Nick Sabetti: Schallibaum’s coaching style is working wonders for the Montreal Impact

He might not admit it, but Marco Schallibaum's coaching is at the forefront of the Montreal Impact's dream start in their sophomore season in MLS.

Marco Schallibaum isn’t the type to prop himself up on a pedestal.

Any suggestion that the Swiss head coach has played an important part in the Montreal Impact’s remarkable season so far will be met with a now familiar retort: “But it’s not me, it’s the players.”

While it is true that the roster Schällibaum inherited from Jesse Marsch in January was already a very good one, the Impact finished last year’s expansion season in MLS riddled by lingering tactical issues, namely their inability to defend set pieces and acquire points away from home.

The biggest challenge for Schallibaum, however, would be earning the esteem of a very diverse locker room, one that by the end of last year had become rife with division. Gaining the respect of the veteran stars – especially the influential and sometimes tetchy Italian contingent of Alessandro Nesta, Marco Di Vaio and Matteo Ferrari – would be particularly challenging and especially vital to building a strong unity and team spirit among the players. 

But within the first days of preseason training camp in January, Schallibaum had already made a very good impression.

“We hadn’t heard too much about him, but he showed up on the first day and everybody was just attracted to him,” goalkeeper Troy Perkins told ExtraTime Radio this week. “His personality, his [training] methodology and the way he deals with players has been just phenomenal.” 

At practices, some coaches like to oversee drills while standing outside the cones that mark the space of a given exercise, but Schallibaum often prefers to be right in the thick of things, standing in close proximity to his players. Casually strolling within the practice area, the Swiss native will, at almost every possible opportunity, praise his players for successfully applied technical gestures (a deft touch, a creative pass, a well-placed shot), but when errors are committed, no player is ever singled out in front of the group. If he feels a correction needs to be made, he stops the drill and addresses the team as a whole as if everyone is culpable.

And when he does speak to his players on the practice field, it’s always in a very strong assertive tone - but it’s always passionate, never cruel. 

“I’m not someone who is cold,” Schallibaum told Journal de Montreal in French. “I like contact, but I’m still quite demanding. I like to be close to my group because when you make a decision on the composition of a team, you have to be able to feel out the players and know when there are problems.”

But there’s also a sense that every time Schallibaum blows his whistle in training, the message that ensues is not going to just be hot air, but helpful and constructive.

"He takes the time to explain our mistakes,” Bernier said during preseason. “It's good to show a mistake, but it's better to explain why it happened and how to find a solution."

Throughout preseason, Schallibaum also organized multiple activities off the soccer field, everything from Kart racing to a kind of Amazing Race that included each team having to ingest several slimy insects.

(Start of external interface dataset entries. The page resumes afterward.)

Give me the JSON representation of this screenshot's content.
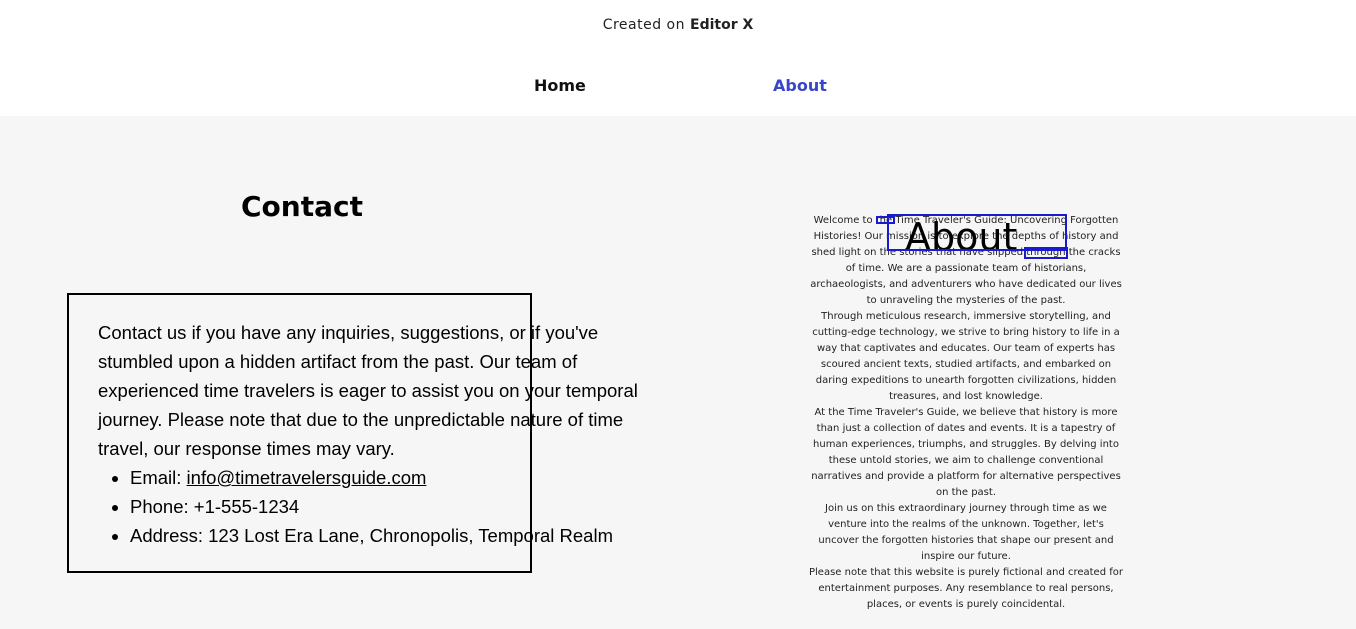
{
  "banner": {
    "prefix": "Created on",
    "brand": "Editor X"
  },
  "nav": {
    "home_label": "Home",
    "about_label": "About"
  },
  "contact": {
    "title": "Contact",
    "intro": "Contact us if you have any inquiries, suggestions, or if you've stumbled upon a hidden artifact from the past. Our team of experienced time travelers is eager to assist you on your temporal journey. Please note that due to the unpredictable nature of time travel, our response times may vary.",
    "email_label": "Email: ",
    "email_value": "info@timetravelersguide.com",
    "phone_label": "Phone: +1-555-1234",
    "address_label": "Address: 123 Lost Era Lane, Chronopolis, Temporal Realm"
  },
  "about": {
    "heading": "About",
    "paragraphs": [
      "Welcome to the Time Traveler's Guide: Uncovering Forgotten Histories! Our mission is to explore the depths of history and shed light on the stories that have slipped through the cracks of time. We are a passionate team of historians, archaeologists, and adventurers who have dedicated our lives to unraveling the mysteries of the past.",
      "Through meticulous research, immersive storytelling, and cutting-edge technology, we strive to bring history to life in a way that captivates and educates. Our team of experts has scoured ancient texts, studied artifacts, and embarked on daring expeditions to unearth forgotten civilizations, hidden treasures, and lost knowledge.",
      "At the Time Traveler's Guide, we believe that history is more than just a collection of dates and events. It is a tapestry of human experiences, triumphs, and struggles. By delving into these untold stories, we aim to challenge conventional narratives and provide a platform for alternative perspectives on the past.",
      "Join us on this extraordinary journey through time as we venture into the realms of the unknown. Together, let's uncover the forgotten histories that shape our present and inspire our future.",
      "Please note that this website is purely fictional and created for entertainment purposes. Any resemblance to real persons, places, or events is purely coincidental."
    ]
  },
  "colors": {
    "accent": "#3a46c9",
    "selection_outline": "#1a1acf",
    "page_bg": "#f6f6f6"
  }
}
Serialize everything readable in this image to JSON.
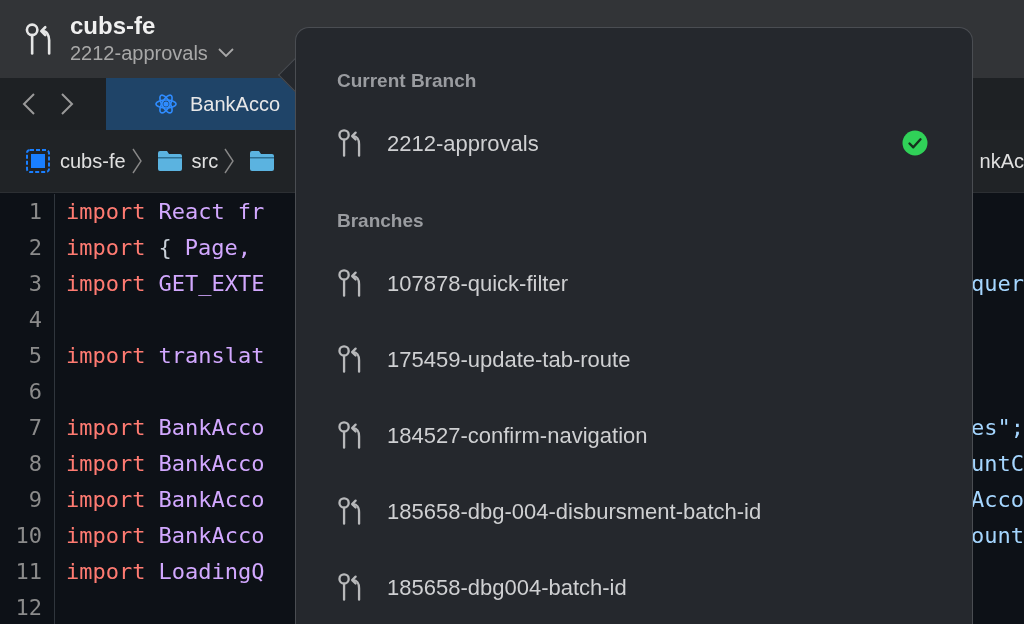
{
  "header": {
    "repo": "cubs-fe",
    "branch": "2212-approvals"
  },
  "tabs": [
    {
      "label": "BankAcco",
      "selected": true
    }
  ],
  "breadcrumb": [
    {
      "kind": "project",
      "label": "cubs-fe"
    },
    {
      "kind": "folder",
      "label": "src"
    },
    {
      "kind": "folder"
    }
  ],
  "breadcrumb_end": "nkAc",
  "code": [
    {
      "number": "1",
      "tokens": [
        {
          "kind": "keyword",
          "text": "import"
        },
        {
          "kind": "name",
          "text": "React"
        },
        {
          "kind": "name",
          "text": "fr"
        }
      ]
    },
    {
      "number": "2",
      "tokens": [
        {
          "kind": "keyword",
          "text": "import"
        },
        {
          "kind": "punct",
          "text": "{"
        },
        {
          "kind": "name",
          "text": "Page,"
        }
      ]
    },
    {
      "number": "3",
      "tokens": [
        {
          "kind": "keyword",
          "text": "import"
        },
        {
          "kind": "name",
          "text": "GET_EXTE"
        }
      ],
      "tail": "quer"
    },
    {
      "number": "4"
    },
    {
      "number": "5",
      "tokens": [
        {
          "kind": "keyword",
          "text": "import"
        },
        {
          "kind": "name",
          "text": "translat"
        }
      ]
    },
    {
      "number": "6"
    },
    {
      "number": "7",
      "tokens": [
        {
          "kind": "keyword",
          "text": "import"
        },
        {
          "kind": "name",
          "text": "BankAcco"
        }
      ],
      "tail": "es\";"
    },
    {
      "number": "8",
      "tokens": [
        {
          "kind": "keyword",
          "text": "import"
        },
        {
          "kind": "name",
          "text": "BankAcco"
        }
      ],
      "tail": "untC"
    },
    {
      "number": "9",
      "tokens": [
        {
          "kind": "keyword",
          "text": "import"
        },
        {
          "kind": "name",
          "text": "BankAcco"
        }
      ],
      "tail": "Acco"
    },
    {
      "number": "10",
      "tokens": [
        {
          "kind": "keyword",
          "text": "import"
        },
        {
          "kind": "name",
          "text": "BankAcco"
        }
      ],
      "tail": "ount"
    },
    {
      "number": "11",
      "tokens": [
        {
          "kind": "keyword",
          "text": "import"
        },
        {
          "kind": "name",
          "text": "LoadingQ"
        }
      ]
    },
    {
      "number": "12"
    }
  ],
  "branch_menu": [
    {
      "heading": "Current Branch",
      "branches": [
        {
          "name": "2212-approvals",
          "selected": true
        }
      ]
    },
    {
      "heading": "Branches",
      "branches": [
        {
          "name": "107878-quick-filter",
          "selected": false
        },
        {
          "name": "175459-update-tab-route",
          "selected": false
        },
        {
          "name": "184527-confirm-navigation",
          "selected": false
        },
        {
          "name": "185658-dbg-004-disbursment-batch-id",
          "selected": false
        },
        {
          "name": "185658-dbg004-batch-id",
          "selected": false
        }
      ]
    }
  ]
}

All of these outings were a way for Schallibaum to get to learn as much as he could about the personalities on his roster - being proficient in four different languages has been immensely beneficial in that regard.

Taking the time to learn about his players has gone a long way to helping Schallibaum get the best out of them. Justin Mapp, who has had a terrific season so far, is a case in point.

“I knew Justin from the DVDs I saw [before I arrived in Montreal], but when I came I found a very shy man and now he’s growing stronger in his mentality – this was where he needed to make a lot of progress, because [there’s no question that] he can play,” Schallibaum told reporters after an exhilarating 5-3 win against Philadelphia in which Mapp had played a pivotal role.

Last week’s 2-2 draw in Vancouver against the Whitecaps,  which crowned the Impact as Canadian champions, and an even more impressive come-from-behind win on the road to Sporting Kansas City, which put the Impact in sole possession of first place in the MLS Eastern conference, further underlined the progress that Montreal has made under Schallibaum.

"Last year, this never, ever, ever would have been a win," Bernier said following the game against Sporting KC.

As Perkins argued, Schallibaum is also benefitting from showing trust in and making use of all the players on his roster.

“I think you see from the guys on the field and off the field that we fight for him,” Perkins said. “Almost every player on the squad has seen minutes, whether it be the Canadian championship or in the league, and so the squad rotation is there and I think that’s huge for the camaraderie, so that every player feels a part of this team”.

The squad rotation is also part of Schallibaum’s tactical mantra: The “need to be flexible.” He doesn’t like to rely on 11 players or on one particular formation -- every game is approached in a different way. Schällibaum’s ability to get the Impact to adapt to opponents has been one of the team’s biggest strengths this season. Last year, a lack of tactical alternatives was the team's Achilles' heel. 

On top of everything Schallibaum has managed to help improve so far this season, the Impact have also become very enjoyable to watch, sometimes scoring goals almost for fun.  

But don’t expect the Swiss Volcano to take any credit for it.

“I didn’t come here to be the Messiah,” he said. “I know what I can do, but I’m also ready to learn -- that’s very important.”